That is not something to feel guilty about.


#16

I appreciate your words more than you know as I have gotten to my personal lowest…I am still able to function pretty normal…but yeah this consumes a lot of my time and energy.

While I think that parting may have helped your brother…I doubt this will be the case with her. From what I have learned…over the past 5 years she has come close to being killed multiple times and had any possessions worth anything stolen from her. What I think she will do is go to the first biker bar she finds and find a place to live and get abused or worse. She has told me that when she was 4 her mother started doing this and she was bounced from place to place sleeping on couches in strangers houses till they got kicked out and moved elsewhere. Unbelievable but true according to her.

Hearing her life story is unbelievably sad. Especially since when she has good days she is a blast to be around.


#17

I’ll weigh in here again w my two cents:

In my experience, alcohol and mental illness is a dangerous mix.

What I think you should do (based on my experience living w my Sz husband for 15+ years) is to present her w an ultimatum: get medical help or find a new place to live.

I would research the psych hospitals in the area or other resources, so you can offer her specific places to get medical care/medication.

If she chooses to move out (and live w a biker friend) let her know that your offer still stands if she changes her mind.

And, I would definitely call her sister and let her know what’s going on. Even if the sister does nothing, it is the responsible thing to do. Her family might not even know where she is!

You have to think of things this way—if you were obviously mentally ill, wouldn’t you want someone to help you in the ways I described? Remember you are the sane one.


#18

Everyone is right…thanks for the suggestions…I need to decide how to handle this and then have the courage to follow thru…I am pretty soft hearted so the courage will be the tough part.

Have to see how things are when she wakes up…after the episode last night she has been sleeping for 16 hours straight…given past history I suspect she will wake for awhile this evening and then sleep straight thru the night. One question is this expected in relationship to this issue…I have seen her sleep for over 40+ hours straight with a couple of 20 minute awakenings…


#19

You must make the best choices for yourself. Personally, I believe that breaking up is the hardest thing in the world to do: if that is your decision it will be hard to follow through. Especially knowing that she will probably continue on her own road to a worsening life. I don’t believe you can save her, however.

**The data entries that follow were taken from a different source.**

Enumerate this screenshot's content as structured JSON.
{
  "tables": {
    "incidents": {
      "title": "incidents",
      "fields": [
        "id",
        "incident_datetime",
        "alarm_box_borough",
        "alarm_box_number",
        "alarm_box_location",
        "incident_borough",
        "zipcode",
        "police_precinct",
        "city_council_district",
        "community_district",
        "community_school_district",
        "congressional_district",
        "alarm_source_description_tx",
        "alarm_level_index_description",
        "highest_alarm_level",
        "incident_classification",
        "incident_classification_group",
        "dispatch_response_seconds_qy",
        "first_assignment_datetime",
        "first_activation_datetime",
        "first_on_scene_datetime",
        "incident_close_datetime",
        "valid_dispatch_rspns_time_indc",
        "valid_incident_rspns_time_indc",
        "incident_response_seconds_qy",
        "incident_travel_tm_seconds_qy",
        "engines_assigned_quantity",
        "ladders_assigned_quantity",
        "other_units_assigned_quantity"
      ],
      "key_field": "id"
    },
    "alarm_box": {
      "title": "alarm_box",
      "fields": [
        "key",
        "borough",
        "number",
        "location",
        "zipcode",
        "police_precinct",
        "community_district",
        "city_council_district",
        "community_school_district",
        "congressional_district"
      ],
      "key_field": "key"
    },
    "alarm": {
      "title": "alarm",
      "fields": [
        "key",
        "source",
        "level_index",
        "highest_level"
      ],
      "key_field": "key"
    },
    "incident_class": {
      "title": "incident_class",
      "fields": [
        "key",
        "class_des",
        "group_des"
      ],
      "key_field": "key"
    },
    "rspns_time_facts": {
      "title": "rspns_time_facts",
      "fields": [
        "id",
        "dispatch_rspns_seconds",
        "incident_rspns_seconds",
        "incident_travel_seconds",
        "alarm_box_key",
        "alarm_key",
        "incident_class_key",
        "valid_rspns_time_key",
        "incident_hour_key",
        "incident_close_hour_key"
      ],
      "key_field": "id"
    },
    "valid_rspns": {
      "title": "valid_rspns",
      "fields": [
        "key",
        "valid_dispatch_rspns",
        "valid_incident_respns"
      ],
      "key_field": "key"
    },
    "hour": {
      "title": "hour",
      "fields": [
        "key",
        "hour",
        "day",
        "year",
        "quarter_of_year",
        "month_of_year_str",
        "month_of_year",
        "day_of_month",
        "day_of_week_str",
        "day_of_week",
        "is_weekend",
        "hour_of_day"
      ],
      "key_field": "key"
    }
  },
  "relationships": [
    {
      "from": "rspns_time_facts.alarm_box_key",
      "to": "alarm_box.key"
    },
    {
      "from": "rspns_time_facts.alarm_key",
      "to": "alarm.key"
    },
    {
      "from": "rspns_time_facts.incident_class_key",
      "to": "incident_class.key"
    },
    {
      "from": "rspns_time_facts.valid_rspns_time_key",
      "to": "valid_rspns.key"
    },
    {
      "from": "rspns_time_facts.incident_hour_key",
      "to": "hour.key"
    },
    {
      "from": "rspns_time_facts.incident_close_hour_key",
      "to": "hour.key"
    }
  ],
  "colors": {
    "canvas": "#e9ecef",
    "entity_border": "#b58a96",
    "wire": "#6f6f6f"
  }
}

And you might lose yourself if you continue to try to save her.


#20

@cmrebuck
You have the strength to make the hard choice.
The moral implications can seem unclear, especially then that “crystal ball” (as I call it) is telling you human nature will persist for another person.
But your empathy and compassion for other people is utterly wasted on anyone who can’t recognize and appreciate it. Moreso on someone who would use it as a platform to continue torturing themself (and you in the process).

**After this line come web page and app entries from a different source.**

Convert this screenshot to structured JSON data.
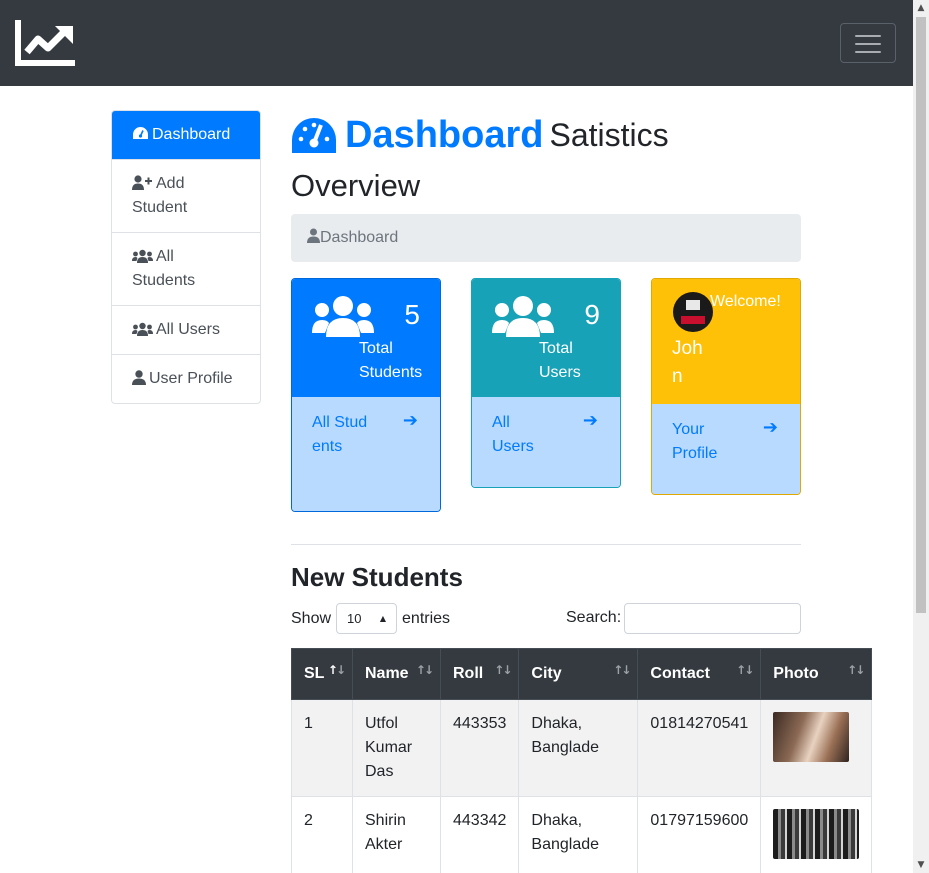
{
  "navbar": {
    "brand_icon": "chart-line-icon",
    "toggler_icon": "hamburger-icon"
  },
  "sidebar": {
    "items": [
      {
        "label": "Dashboard",
        "icon": "tachometer-icon"
      },
      {
        "label": "Add Student",
        "icon": "user-plus-icon"
      },
      {
        "label": "All Students",
        "icon": "users-icon"
      },
      {
        "label": "All Users",
        "icon": "users-icon"
      },
      {
        "label": "User Profile",
        "icon": "user-icon"
      }
    ]
  },
  "header": {
    "title": "Dashboard",
    "subtitle": "Satistics",
    "section": "Overview",
    "icon": "tachometer-icon"
  },
  "breadcrumb": {
    "label": "Dashboard",
    "icon": "user-icon"
  },
  "cards": [
    {
      "count": "5",
      "label": "Total Students",
      "link": "All Students",
      "color": "#007bff"
    },
    {
      "count": "9",
      "label": "Total Users",
      "link": "All Users",
      "color": "#17a2b8"
    },
    {
      "greeting": "Welcome!",
      "name": "John",
      "link": "Your Profile",
      "color": "#ffc107"
    }
  ],
  "new_students": {
    "title": "New Students",
    "show_label": "Show",
    "entries_value": "10",
    "entries_label": "entries",
    "search_label": "Search:",
    "columns": [
      "SL",
      "Name",
      "Roll",
      "City",
      "Contact",
      "Photo"
    ],
    "rows": [
      {
        "sl": "1",
        "name": "Utfol Kumar Das",
        "roll": "443353",
        "city": "Dhaka, Banglade",
        "contact": "01814270541"
      },
      {
        "sl": "2",
        "name": "Shirin Akter",
        "roll": "443342",
        "city": "Dhaka, Banglade",
        "contact": "01797159600"
      }
    ]
  }
}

We all meet people who have a confusing mix of intentionally and unintentionally destructive qualities. I can’t even count the number of poisonous people who have worked their way in close to me, only for me to eventually realize their presence alone was harmful.
The strength to cut ties and allow oneself to be relieved of the burden of thought and energy toward those people can be very difficult to summon up and sustain.
But, it’s a necessary skill to master.

The world is full of people who could very much use the influence from someone as compassionate as you. But very few of those people would use it to do good for themself (let alone for you, or anyone else).
Turn your strength, energy and compassion toward causes and people that will breed more good.

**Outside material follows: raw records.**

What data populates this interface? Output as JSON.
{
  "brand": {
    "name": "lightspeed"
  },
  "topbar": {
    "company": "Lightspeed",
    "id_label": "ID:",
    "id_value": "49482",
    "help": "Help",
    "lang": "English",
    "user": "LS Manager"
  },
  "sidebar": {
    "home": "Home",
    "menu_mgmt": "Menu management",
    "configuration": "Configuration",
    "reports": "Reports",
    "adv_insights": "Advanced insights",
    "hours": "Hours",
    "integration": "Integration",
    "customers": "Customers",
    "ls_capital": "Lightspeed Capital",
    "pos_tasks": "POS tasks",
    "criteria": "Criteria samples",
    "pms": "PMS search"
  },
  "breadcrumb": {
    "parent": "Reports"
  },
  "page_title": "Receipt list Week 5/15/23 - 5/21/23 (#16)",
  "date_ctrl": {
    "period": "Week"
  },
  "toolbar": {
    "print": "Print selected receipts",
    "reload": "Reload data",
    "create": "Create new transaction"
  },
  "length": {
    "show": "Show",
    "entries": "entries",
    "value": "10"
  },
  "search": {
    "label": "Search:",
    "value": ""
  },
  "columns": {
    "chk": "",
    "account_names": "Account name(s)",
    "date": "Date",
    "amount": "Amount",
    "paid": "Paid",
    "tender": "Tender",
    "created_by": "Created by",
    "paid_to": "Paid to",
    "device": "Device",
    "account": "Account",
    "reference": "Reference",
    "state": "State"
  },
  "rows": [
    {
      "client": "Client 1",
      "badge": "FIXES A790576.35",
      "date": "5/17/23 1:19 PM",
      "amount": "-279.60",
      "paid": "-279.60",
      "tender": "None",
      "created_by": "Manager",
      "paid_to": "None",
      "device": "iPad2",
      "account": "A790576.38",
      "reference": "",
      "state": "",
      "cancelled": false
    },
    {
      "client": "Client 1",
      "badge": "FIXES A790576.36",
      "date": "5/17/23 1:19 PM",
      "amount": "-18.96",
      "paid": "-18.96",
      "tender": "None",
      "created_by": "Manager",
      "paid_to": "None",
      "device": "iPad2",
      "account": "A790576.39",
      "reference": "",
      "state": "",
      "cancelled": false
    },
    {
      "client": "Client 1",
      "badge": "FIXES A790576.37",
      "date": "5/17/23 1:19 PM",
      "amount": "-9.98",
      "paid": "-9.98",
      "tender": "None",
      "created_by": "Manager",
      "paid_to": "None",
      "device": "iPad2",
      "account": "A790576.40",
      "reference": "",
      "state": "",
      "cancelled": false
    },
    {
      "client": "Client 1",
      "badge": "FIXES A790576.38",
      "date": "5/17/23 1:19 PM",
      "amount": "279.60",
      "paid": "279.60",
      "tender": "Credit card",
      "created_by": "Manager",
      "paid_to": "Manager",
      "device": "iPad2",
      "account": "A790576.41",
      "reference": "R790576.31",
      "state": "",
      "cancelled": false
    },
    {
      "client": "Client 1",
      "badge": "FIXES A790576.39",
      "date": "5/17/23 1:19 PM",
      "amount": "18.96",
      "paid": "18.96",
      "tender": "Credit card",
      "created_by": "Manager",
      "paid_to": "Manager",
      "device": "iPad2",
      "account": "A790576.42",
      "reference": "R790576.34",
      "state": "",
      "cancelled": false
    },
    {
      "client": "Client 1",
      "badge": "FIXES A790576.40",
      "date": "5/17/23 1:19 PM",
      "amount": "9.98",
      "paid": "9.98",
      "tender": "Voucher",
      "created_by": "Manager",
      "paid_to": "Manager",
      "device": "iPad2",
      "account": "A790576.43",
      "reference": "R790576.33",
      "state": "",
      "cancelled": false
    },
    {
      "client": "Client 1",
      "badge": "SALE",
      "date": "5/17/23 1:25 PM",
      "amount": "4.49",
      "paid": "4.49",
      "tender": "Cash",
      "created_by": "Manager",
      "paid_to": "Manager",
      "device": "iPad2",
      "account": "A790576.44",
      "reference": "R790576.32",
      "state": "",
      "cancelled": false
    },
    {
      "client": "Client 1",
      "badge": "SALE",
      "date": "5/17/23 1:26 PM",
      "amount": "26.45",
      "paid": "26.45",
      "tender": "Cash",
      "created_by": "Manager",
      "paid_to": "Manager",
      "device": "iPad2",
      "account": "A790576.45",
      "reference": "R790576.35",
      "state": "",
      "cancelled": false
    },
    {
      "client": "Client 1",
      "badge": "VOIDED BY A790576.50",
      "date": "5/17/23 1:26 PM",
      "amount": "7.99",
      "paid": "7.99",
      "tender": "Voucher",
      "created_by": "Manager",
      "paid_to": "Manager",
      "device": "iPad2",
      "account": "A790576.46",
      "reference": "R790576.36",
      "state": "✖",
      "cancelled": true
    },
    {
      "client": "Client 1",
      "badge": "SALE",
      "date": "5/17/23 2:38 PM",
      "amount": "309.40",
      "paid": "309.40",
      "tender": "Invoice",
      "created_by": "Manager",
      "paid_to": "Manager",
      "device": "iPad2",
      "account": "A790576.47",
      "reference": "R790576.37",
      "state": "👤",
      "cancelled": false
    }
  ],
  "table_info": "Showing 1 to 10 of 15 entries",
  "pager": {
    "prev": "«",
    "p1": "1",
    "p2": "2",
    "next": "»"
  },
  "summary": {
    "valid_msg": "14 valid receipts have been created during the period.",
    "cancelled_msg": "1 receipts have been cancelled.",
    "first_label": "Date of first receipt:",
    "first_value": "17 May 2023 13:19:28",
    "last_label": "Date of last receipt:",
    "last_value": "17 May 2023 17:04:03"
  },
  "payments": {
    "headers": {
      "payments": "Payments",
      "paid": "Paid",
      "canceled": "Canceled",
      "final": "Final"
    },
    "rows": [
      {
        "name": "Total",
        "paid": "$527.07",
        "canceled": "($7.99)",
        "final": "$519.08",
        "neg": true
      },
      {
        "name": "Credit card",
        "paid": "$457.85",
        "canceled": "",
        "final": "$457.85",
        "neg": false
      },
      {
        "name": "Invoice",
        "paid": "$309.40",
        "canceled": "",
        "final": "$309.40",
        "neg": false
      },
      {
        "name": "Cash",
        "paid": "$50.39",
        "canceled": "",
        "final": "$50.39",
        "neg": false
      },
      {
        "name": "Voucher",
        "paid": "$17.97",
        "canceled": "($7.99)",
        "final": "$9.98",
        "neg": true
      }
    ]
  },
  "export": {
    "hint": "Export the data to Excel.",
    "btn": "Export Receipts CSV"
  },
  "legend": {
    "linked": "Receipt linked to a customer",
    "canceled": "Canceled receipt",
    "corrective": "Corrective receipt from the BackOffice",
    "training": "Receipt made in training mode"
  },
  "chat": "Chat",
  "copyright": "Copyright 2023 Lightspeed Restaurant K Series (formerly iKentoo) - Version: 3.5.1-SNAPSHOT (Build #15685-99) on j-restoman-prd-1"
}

For now, the person who needs your strength, energy and compassion is cmrebuck. Do what you have to do to help him, he deserves it!